The report names Iraq as the second most dangerous place for journalists. Due to the recent spike in violence reminiscent of the deadliest years of American military involvement, all ten listed fatalities took place in the last quarter of the year. All but one of the deaths are listed as murders.
Egypt is third on the list, with six journalists killed this year. Half of these deaths occurred on 14 August alone, when government forces cleared two pro-Morsi sit-ins in Cairo. Due to the interim government’s widespread crackdown on the Muslim Brotherhood and its affiliated organizations, numerous other Egyptian journalists are currently imprisoned. Four members of the Qatar-based Al Jazeera were arrested Monday morning on suspicion of links to the Muslim Brotherhood, while eight journalists were injured on 27 December during a fresh round of post-Friday prayer demonstrations.
Other notable countries in the report include Pakistan, which ended this year with five total deaths, the lowest tally since eight were killed in 2012; Somalia, which saw the deaths of four journalists, down from 12 in 2012; and Mali, which experienced the first recorded deaths of journalists this year.
Investigations by the CPJ claim that 44% of this year’s deaths were victims of murders, 36% were hit by crossfire, and 20% died on dangerous assignments.
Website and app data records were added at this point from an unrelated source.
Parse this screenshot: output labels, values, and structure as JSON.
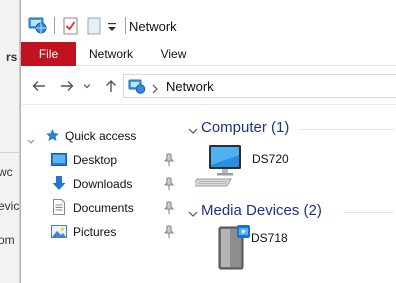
{
  "window": {
    "title": "Network"
  },
  "ribbon": {
    "tabs": [
      "File",
      "Network",
      "View"
    ]
  },
  "address": {
    "path": "Network"
  },
  "navigation": {
    "quick_access_label": "Quick access",
    "items": [
      {
        "label": "Desktop",
        "icon": "desktop-icon",
        "pinned": true
      },
      {
        "label": "Downloads",
        "icon": "downloads-icon",
        "pinned": true
      },
      {
        "label": "Documents",
        "icon": "documents-icon",
        "pinned": true
      },
      {
        "label": "Pictures",
        "icon": "pictures-icon",
        "pinned": true
      }
    ]
  },
  "groups": [
    {
      "title": "Computer (1)",
      "items": [
        {
          "label": "DS720",
          "icon": "computer-icon"
        }
      ]
    },
    {
      "title": "Media Devices (2)",
      "items": [
        {
          "label": "DS718",
          "icon": "media-server-icon"
        }
      ]
    }
  ],
  "background_window": {
    "fragments": [
      "rs",
      "wc",
      "evic",
      "om"
    ]
  },
  "colors": {
    "file_tab": "#c1131f",
    "group_header": "#1e3287",
    "accent": "#0078d7"
  }
}
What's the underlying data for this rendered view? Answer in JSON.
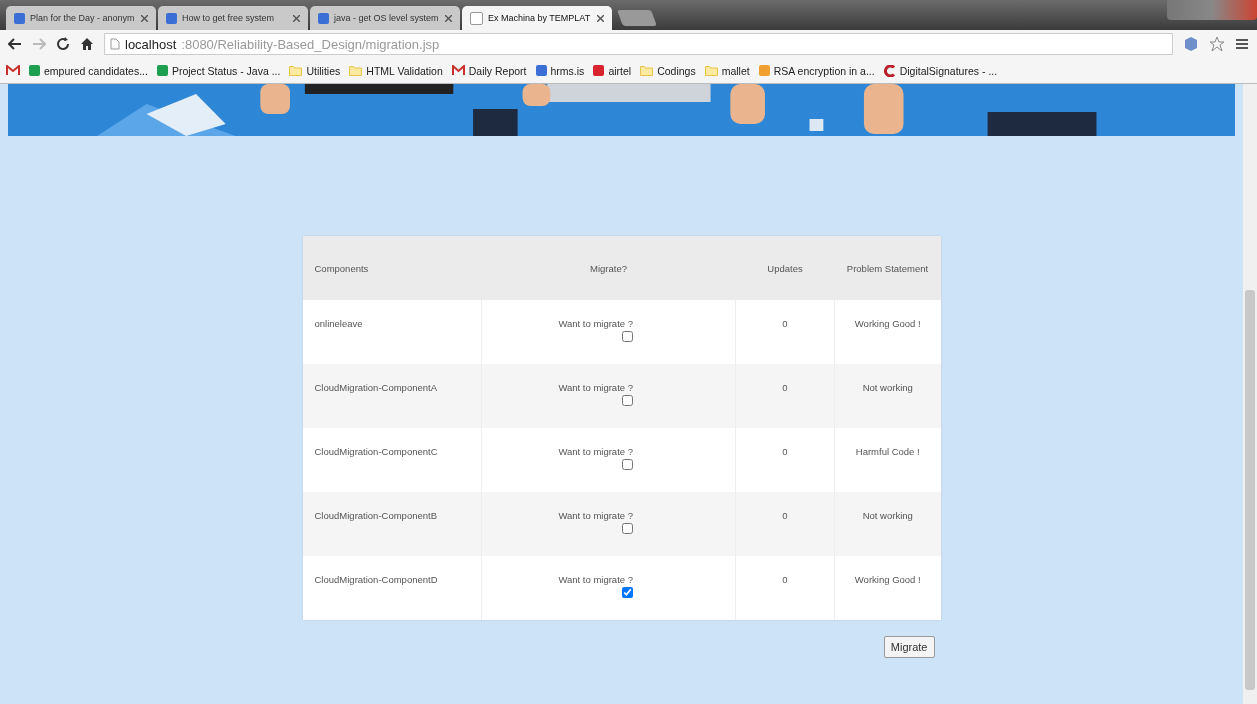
{
  "tabs": [
    {
      "title": "Plan for the Day - anonym",
      "selected": false
    },
    {
      "title": "How to get free system",
      "selected": false
    },
    {
      "title": "java - get OS level system",
      "selected": false
    },
    {
      "title": "Ex Machina by TEMPLAT",
      "selected": true
    }
  ],
  "address": {
    "host": "localhost",
    "path": ":8080/Reliability-Based_Design/migration.jsp"
  },
  "bookmarks": [
    {
      "label": "empured candidates...",
      "kind": "sheet"
    },
    {
      "label": "Project Status - Java ...",
      "kind": "sheet"
    },
    {
      "label": "Utilities",
      "kind": "folder"
    },
    {
      "label": "HTML Validation",
      "kind": "folder"
    },
    {
      "label": "Daily Report",
      "kind": "mail"
    },
    {
      "label": "hrms.is",
      "kind": "doc"
    },
    {
      "label": "airtel",
      "kind": "airtel"
    },
    {
      "label": "Codings",
      "kind": "folder"
    },
    {
      "label": "mallet",
      "kind": "folder"
    },
    {
      "label": "RSA encryption in a...",
      "kind": "page"
    },
    {
      "label": "DigitalSignatures - ...",
      "kind": "c"
    }
  ],
  "table": {
    "columns": [
      "Components",
      "Migrate?",
      "Updates",
      "Problem Statement"
    ],
    "rows": [
      {
        "component": "onlineleave",
        "prompt": "Want to migrate ?",
        "checked": false,
        "updates": "0",
        "problem": "Working Good !"
      },
      {
        "component": "CloudMigration-ComponentA",
        "prompt": "Want to migrate ?",
        "checked": false,
        "updates": "0",
        "problem": "Not working"
      },
      {
        "component": "CloudMigration-ComponentC",
        "prompt": "Want to migrate ?",
        "checked": false,
        "updates": "0",
        "problem": "Harmful Code !"
      },
      {
        "component": "CloudMigration-ComponentB",
        "prompt": "Want to migrate ?",
        "checked": false,
        "updates": "0",
        "problem": "Not working"
      },
      {
        "component": "CloudMigration-ComponentD",
        "prompt": "Want to migrate ?",
        "checked": true,
        "updates": "0",
        "problem": "Working Good !"
      }
    ]
  },
  "migrate_button": "Migrate"
}
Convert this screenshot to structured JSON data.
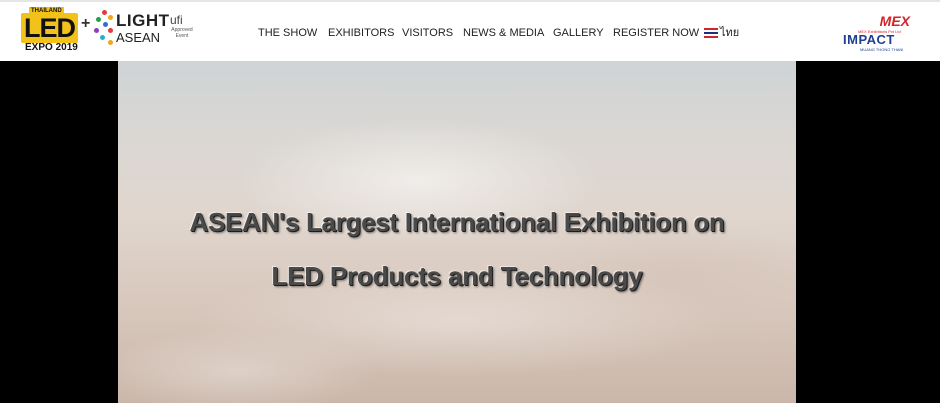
{
  "brand": {
    "led_tag": "THAILAND",
    "led_word": "LED",
    "led_expo": "EXPO 2019",
    "plus": "+",
    "light_word": "LIGHT",
    "asean_word": "ASEAN",
    "ufi_word": "ufi",
    "ufi_sub": "Approved Event",
    "mex_word": "MEX",
    "mex_sub": "MEX Exhibitions Pvt Ltd",
    "impact_word": "IMPACT",
    "impact_sub": "MUANG THONG THANI"
  },
  "nav": {
    "items": [
      {
        "label": "THE SHOW"
      },
      {
        "label": "EXHIBITORS"
      },
      {
        "label": "VISITORS"
      },
      {
        "label": "NEWS & MEDIA"
      },
      {
        "label": "GALLERY"
      },
      {
        "label": "REGISTER NOW"
      }
    ],
    "language": "ไทย",
    "language_flag_icon": "thailand-flag-icon"
  },
  "hero": {
    "line1": "ASEAN's Largest International Exhibition on",
    "line2": "LED Products and Technology"
  },
  "colors": {
    "led_yellow": "#f2c21b",
    "mex_red": "#d6232a",
    "impact_blue": "#1d3f8f",
    "text_dark": "#222222"
  }
}
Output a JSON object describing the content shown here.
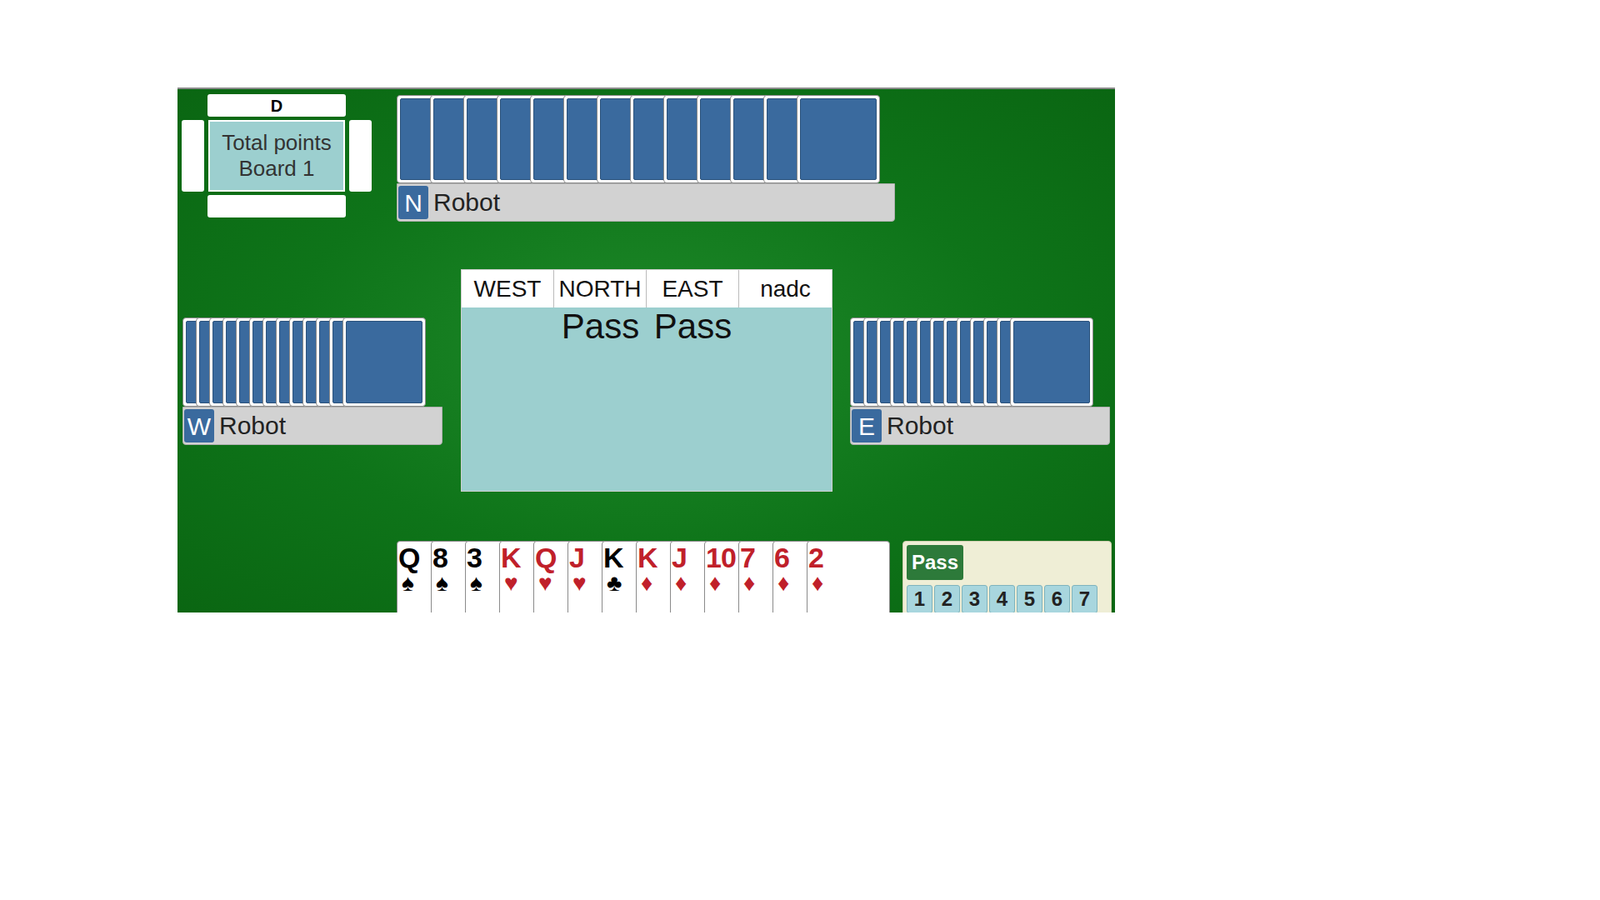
{
  "board": {
    "dealer_label": "D",
    "title": "Total points",
    "board": "Board 1"
  },
  "players": [
    {
      "seat": "N",
      "name": "Robot",
      "cards": 13
    },
    {
      "seat": "W",
      "name": "Robot",
      "cards": 13
    },
    {
      "seat": "E",
      "name": "Robot",
      "cards": 13
    }
  ],
  "auction": {
    "columns": [
      "WEST",
      "NORTH",
      "EAST",
      "nadc"
    ],
    "calls": [
      {
        "column": "NORTH",
        "text": "Pass"
      },
      {
        "column": "EAST",
        "text": "Pass"
      }
    ]
  },
  "hand": [
    {
      "rank": "Q",
      "suit": "♠",
      "color": "#000000"
    },
    {
      "rank": "8",
      "suit": "♠",
      "color": "#000000"
    },
    {
      "rank": "3",
      "suit": "♠",
      "color": "#000000"
    },
    {
      "rank": "K",
      "suit": "♥",
      "color": "#c0202a"
    },
    {
      "rank": "Q",
      "suit": "♥",
      "color": "#c0202a"
    },
    {
      "rank": "J",
      "suit": "♥",
      "color": "#c0202a"
    },
    {
      "rank": "K",
      "suit": "♣",
      "color": "#000000"
    },
    {
      "rank": "K",
      "suit": "♦",
      "color": "#c0202a"
    },
    {
      "rank": "J",
      "suit": "♦",
      "color": "#c0202a"
    },
    {
      "rank": "10",
      "suit": "♦",
      "color": "#c0202a"
    },
    {
      "rank": "7",
      "suit": "♦",
      "color": "#c0202a"
    },
    {
      "rank": "6",
      "suit": "♦",
      "color": "#c0202a"
    },
    {
      "rank": "2",
      "suit": "♦",
      "color": "#c0202a"
    }
  ],
  "bidding_box": {
    "pass": "Pass",
    "levels": [
      "1",
      "2",
      "3",
      "4",
      "5",
      "6",
      "7"
    ]
  }
}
CPJ is currently investigating the deaths of 25 other journalists in 2013.
The CPJ has released an annual report every year since it started recording deaths in 1992.